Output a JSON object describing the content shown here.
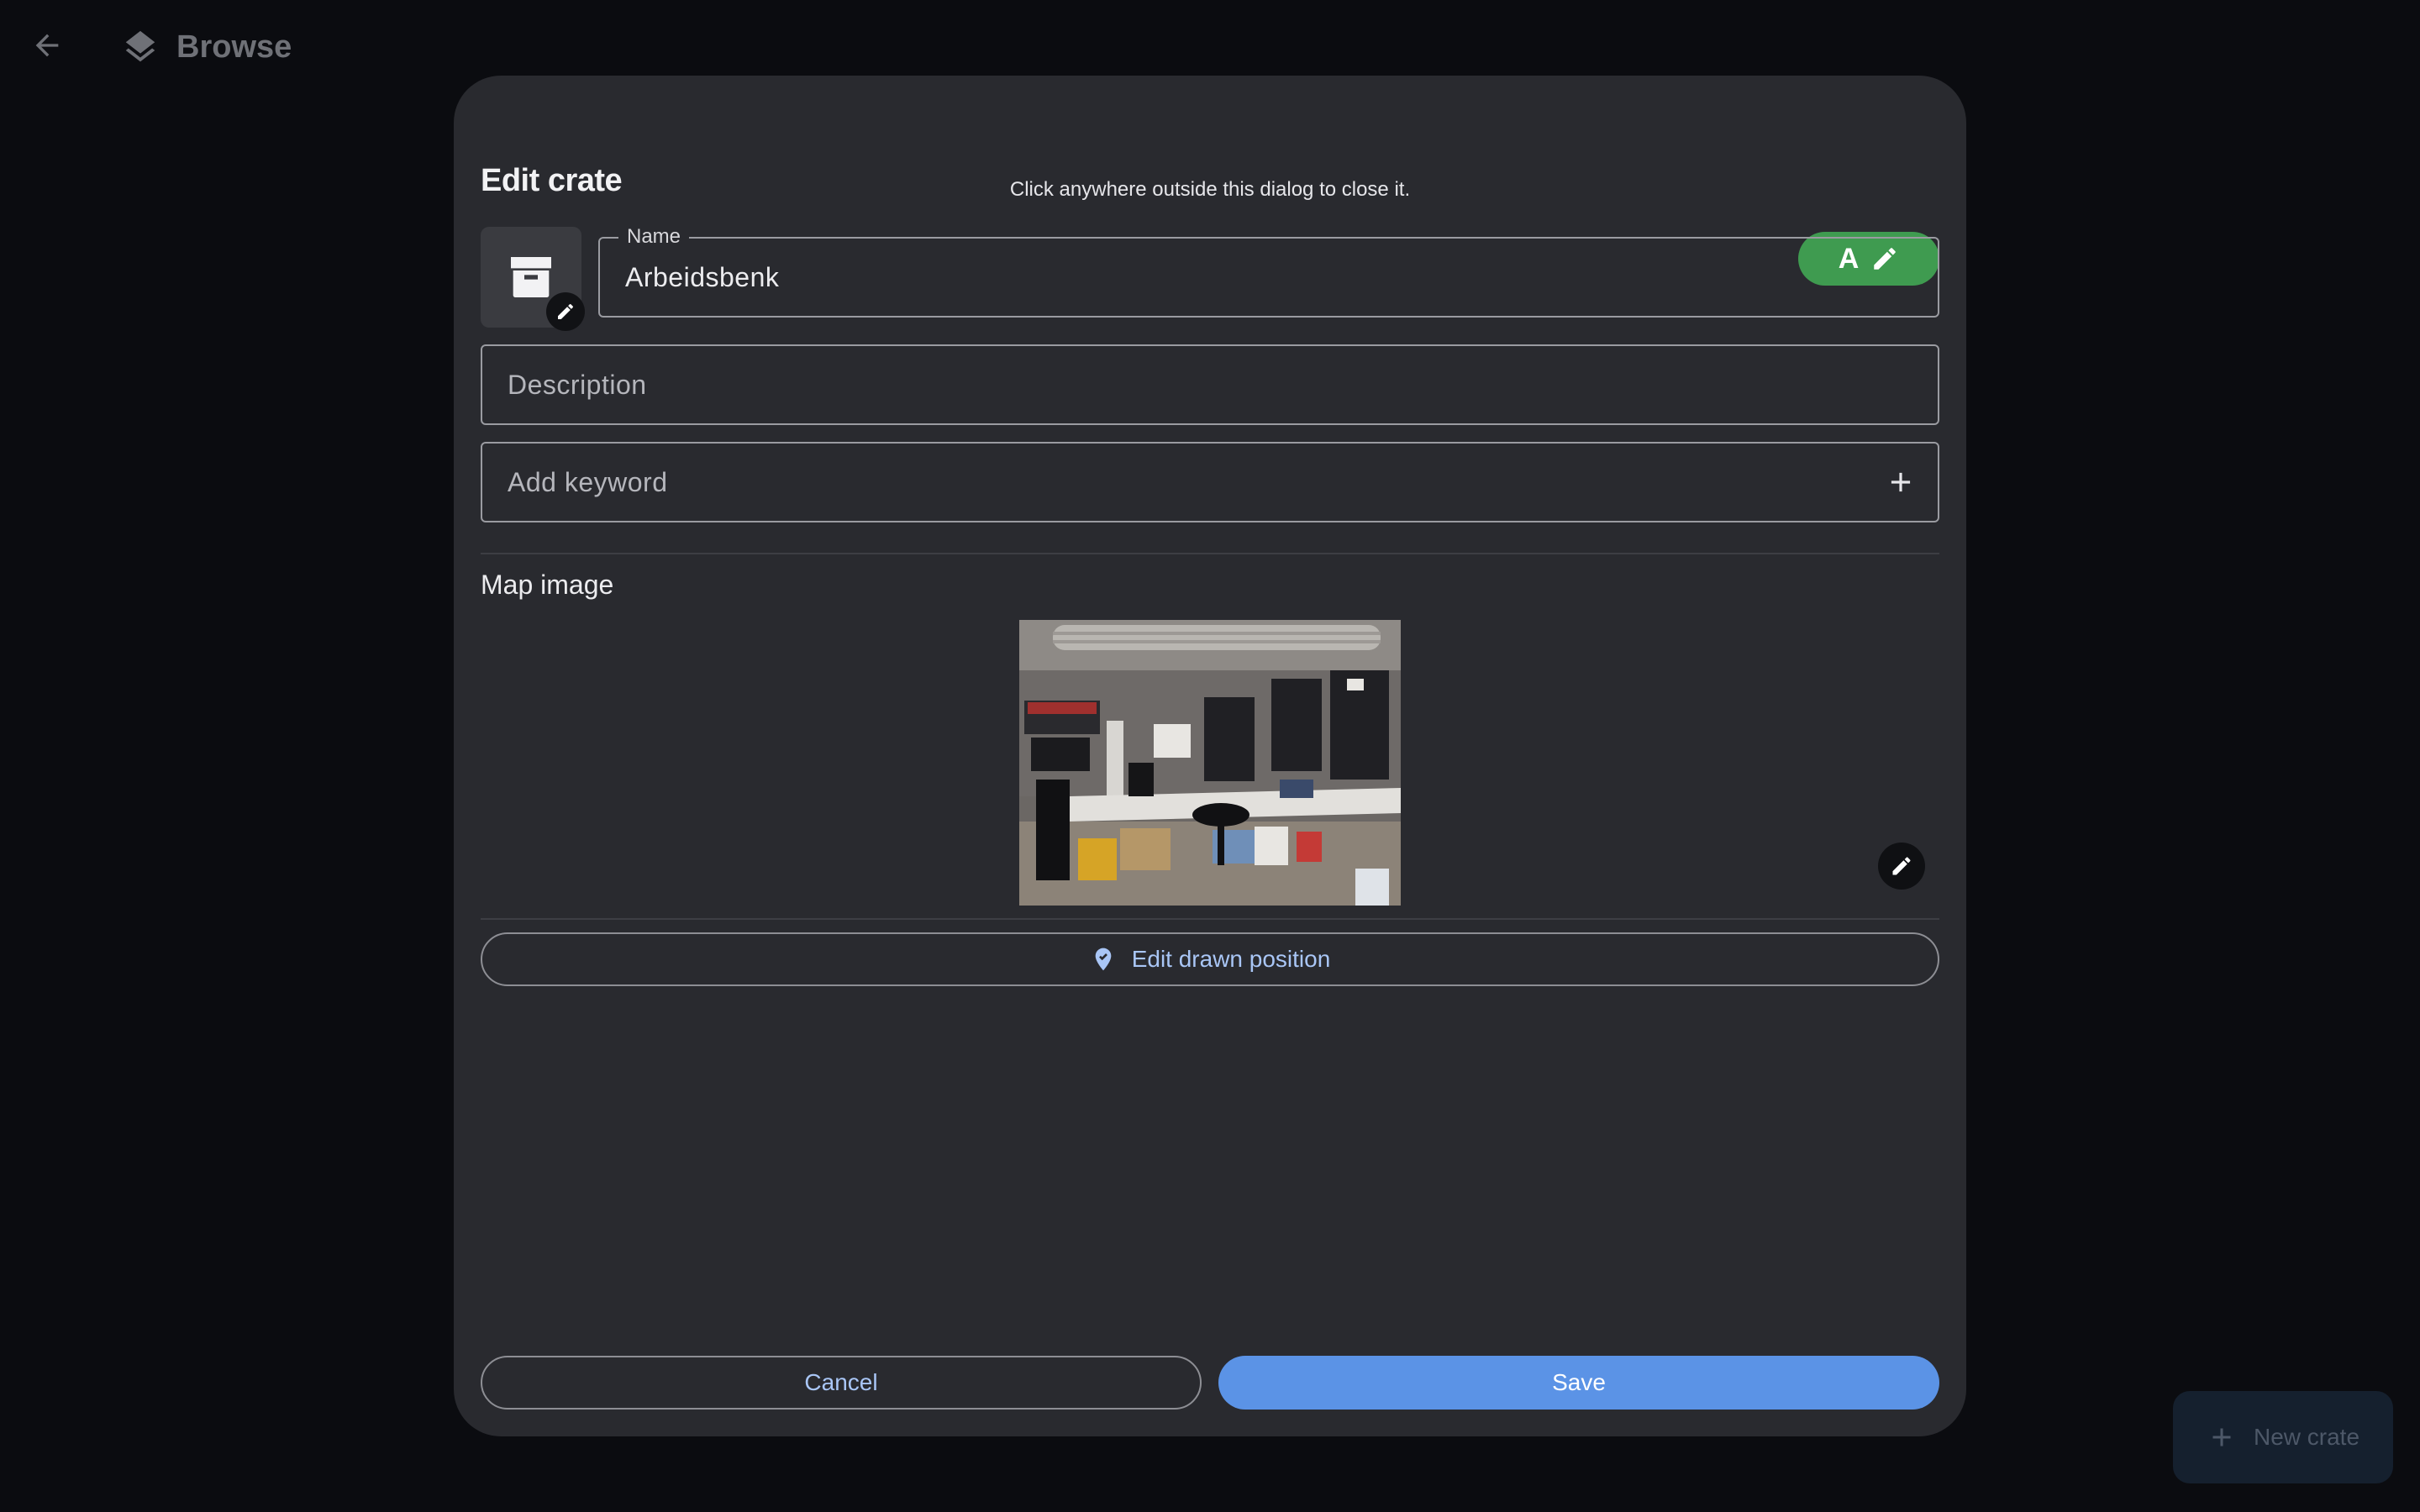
{
  "topbar": {
    "back_icon": "arrow-left-icon",
    "browse_icon": "layers-icon",
    "browse_label": "Browse"
  },
  "dialog": {
    "hint": "Click anywhere outside this dialog to close it.",
    "title": "Edit crate",
    "assignee_letter": "A",
    "crate_icon": "archive-box-icon",
    "name": {
      "label": "Name",
      "value": "Arbeidsbenk"
    },
    "description": {
      "placeholder": "Description"
    },
    "keyword": {
      "placeholder": "Add keyword"
    },
    "map_label": "Map image",
    "drawn_position_label": "Edit drawn position",
    "cancel_label": "Cancel",
    "save_label": "Save"
  },
  "fab": {
    "label": "New crate"
  },
  "colors": {
    "background": "#0b0c10",
    "dialog": "#292a2f",
    "assignee_green": "#3f9b50",
    "primary_blue": "#5b93e6",
    "link_blue": "#a9c6f6"
  }
}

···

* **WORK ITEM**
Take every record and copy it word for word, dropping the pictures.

* **ANSWER BELOW**
Output a JSON object describing the content shown here.
{
  "topbar": {
    "back_icon": "arrow-left-icon",
    "browse_icon": "layers-icon",
    "browse_label": "Browse"
  },
  "dialog": {
    "hint": "Click anywhere outside this dialog to close it.",
    "title": "Edit crate",
    "assignee_letter": "A",
    "crate_icon": "archive-box-icon",
    "name": {
      "label": "Name",
      "value": "Arbeidsbenk"
    },
    "description": {
      "placeholder": "Description"
    },
    "keyword": {
      "placeholder": "Add keyword"
    },
    "map_label": "Map image",
    "drawn_position_label": "Edit drawn position",
    "cancel_label": "Cancel",
    "save_label": "Save"
  },
  "fab": {
    "label": "New crate"
  },
  "colors": {
    "background": "#0b0c10",
    "dialog": "#292a2f",
    "assignee_green": "#3f9b50",
    "primary_blue": "#5b93e6",
    "link_blue": "#a9c6f6"
  }
}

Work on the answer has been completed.